Material supplied START
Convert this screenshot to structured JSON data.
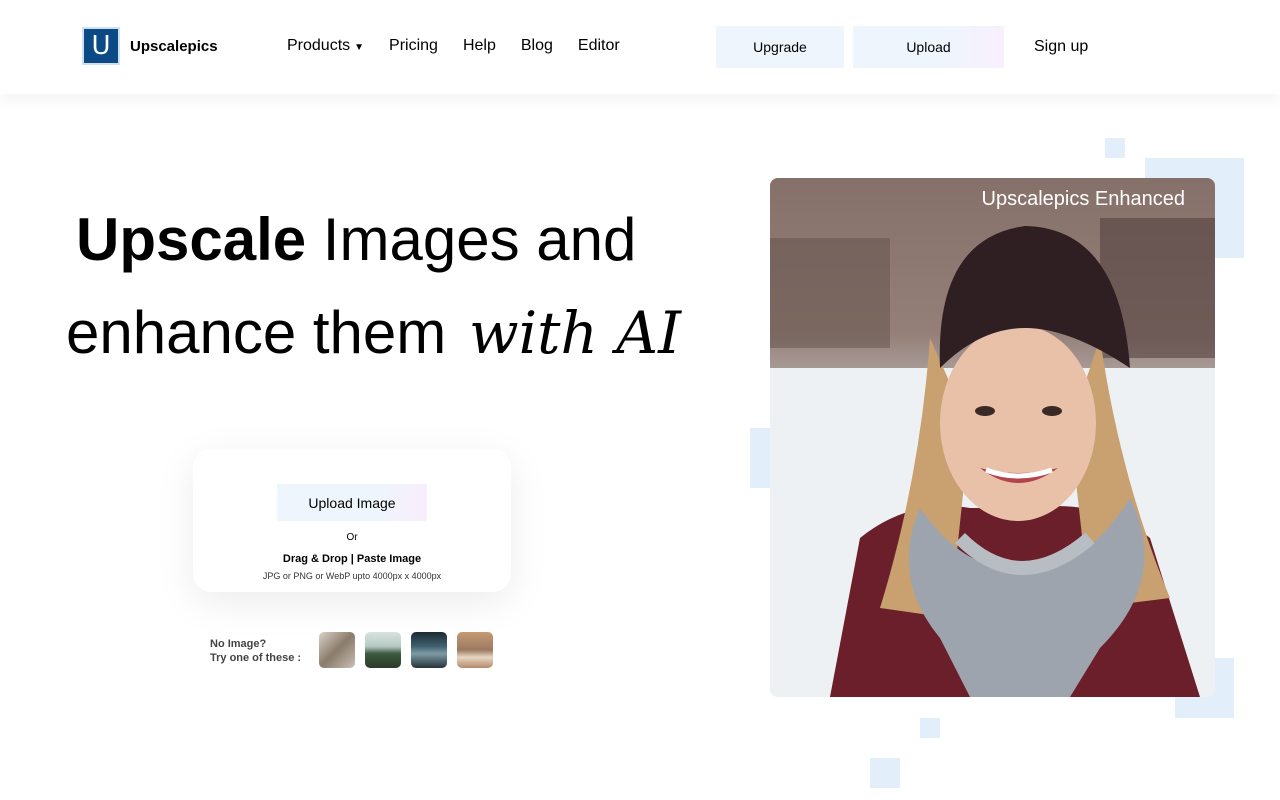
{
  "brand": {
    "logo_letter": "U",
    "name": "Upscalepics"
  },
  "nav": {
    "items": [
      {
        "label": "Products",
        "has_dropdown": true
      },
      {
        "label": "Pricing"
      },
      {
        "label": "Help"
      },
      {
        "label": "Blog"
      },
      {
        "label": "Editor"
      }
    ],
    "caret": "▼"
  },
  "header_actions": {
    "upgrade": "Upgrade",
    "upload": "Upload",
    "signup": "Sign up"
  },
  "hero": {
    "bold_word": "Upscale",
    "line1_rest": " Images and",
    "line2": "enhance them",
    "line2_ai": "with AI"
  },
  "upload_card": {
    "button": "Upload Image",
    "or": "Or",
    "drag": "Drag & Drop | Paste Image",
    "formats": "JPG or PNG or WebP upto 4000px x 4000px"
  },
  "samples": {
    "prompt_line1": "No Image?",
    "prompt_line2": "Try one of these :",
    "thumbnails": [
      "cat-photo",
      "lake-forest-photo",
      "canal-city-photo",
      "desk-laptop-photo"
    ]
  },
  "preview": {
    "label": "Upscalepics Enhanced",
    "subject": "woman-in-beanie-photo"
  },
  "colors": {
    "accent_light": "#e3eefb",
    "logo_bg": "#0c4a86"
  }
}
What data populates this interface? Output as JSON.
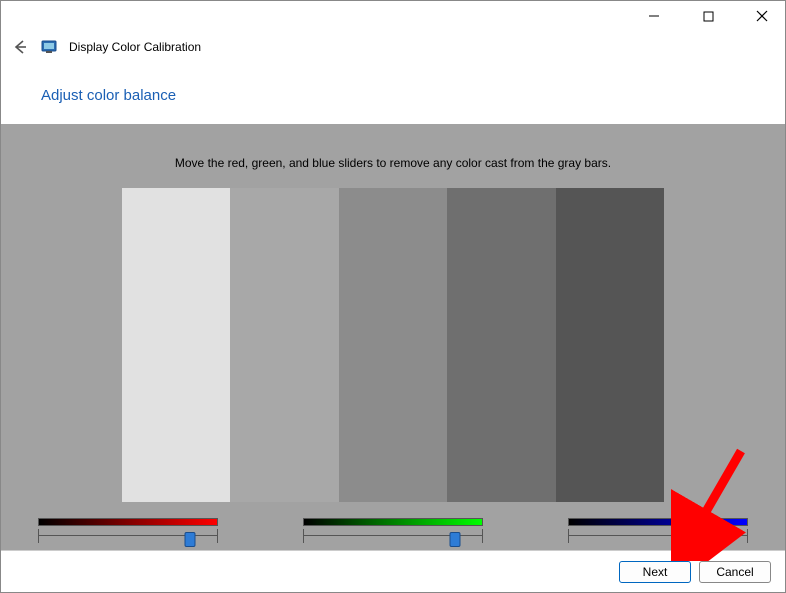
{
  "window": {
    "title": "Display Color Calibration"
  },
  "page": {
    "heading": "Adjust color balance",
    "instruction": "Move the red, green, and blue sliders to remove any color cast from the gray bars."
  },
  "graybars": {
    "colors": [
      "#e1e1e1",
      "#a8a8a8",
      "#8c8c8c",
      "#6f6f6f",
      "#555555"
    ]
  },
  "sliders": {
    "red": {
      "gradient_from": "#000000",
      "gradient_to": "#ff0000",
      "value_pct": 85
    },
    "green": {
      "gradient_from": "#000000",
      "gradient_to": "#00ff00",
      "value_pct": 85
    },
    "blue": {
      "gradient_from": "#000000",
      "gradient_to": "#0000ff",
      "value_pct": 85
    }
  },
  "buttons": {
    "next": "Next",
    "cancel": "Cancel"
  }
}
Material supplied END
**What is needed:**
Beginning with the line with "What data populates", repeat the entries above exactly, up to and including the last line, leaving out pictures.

**Response for this exercise:**
What data populates this interface? Output as JSON.
{
  "window": {
    "title": "Display Color Calibration"
  },
  "page": {
    "heading": "Adjust color balance",
    "instruction": "Move the red, green, and blue sliders to remove any color cast from the gray bars."
  },
  "graybars": {
    "colors": [
      "#e1e1e1",
      "#a8a8a8",
      "#8c8c8c",
      "#6f6f6f",
      "#555555"
    ]
  },
  "sliders": {
    "red": {
      "gradient_from": "#000000",
      "gradient_to": "#ff0000",
      "value_pct": 85
    },
    "green": {
      "gradient_from": "#000000",
      "gradient_to": "#00ff00",
      "value_pct": 85
    },
    "blue": {
      "gradient_from": "#000000",
      "gradient_to": "#0000ff",
      "value_pct": 85
    }
  },
  "buttons": {
    "next": "Next",
    "cancel": "Cancel"
  }
}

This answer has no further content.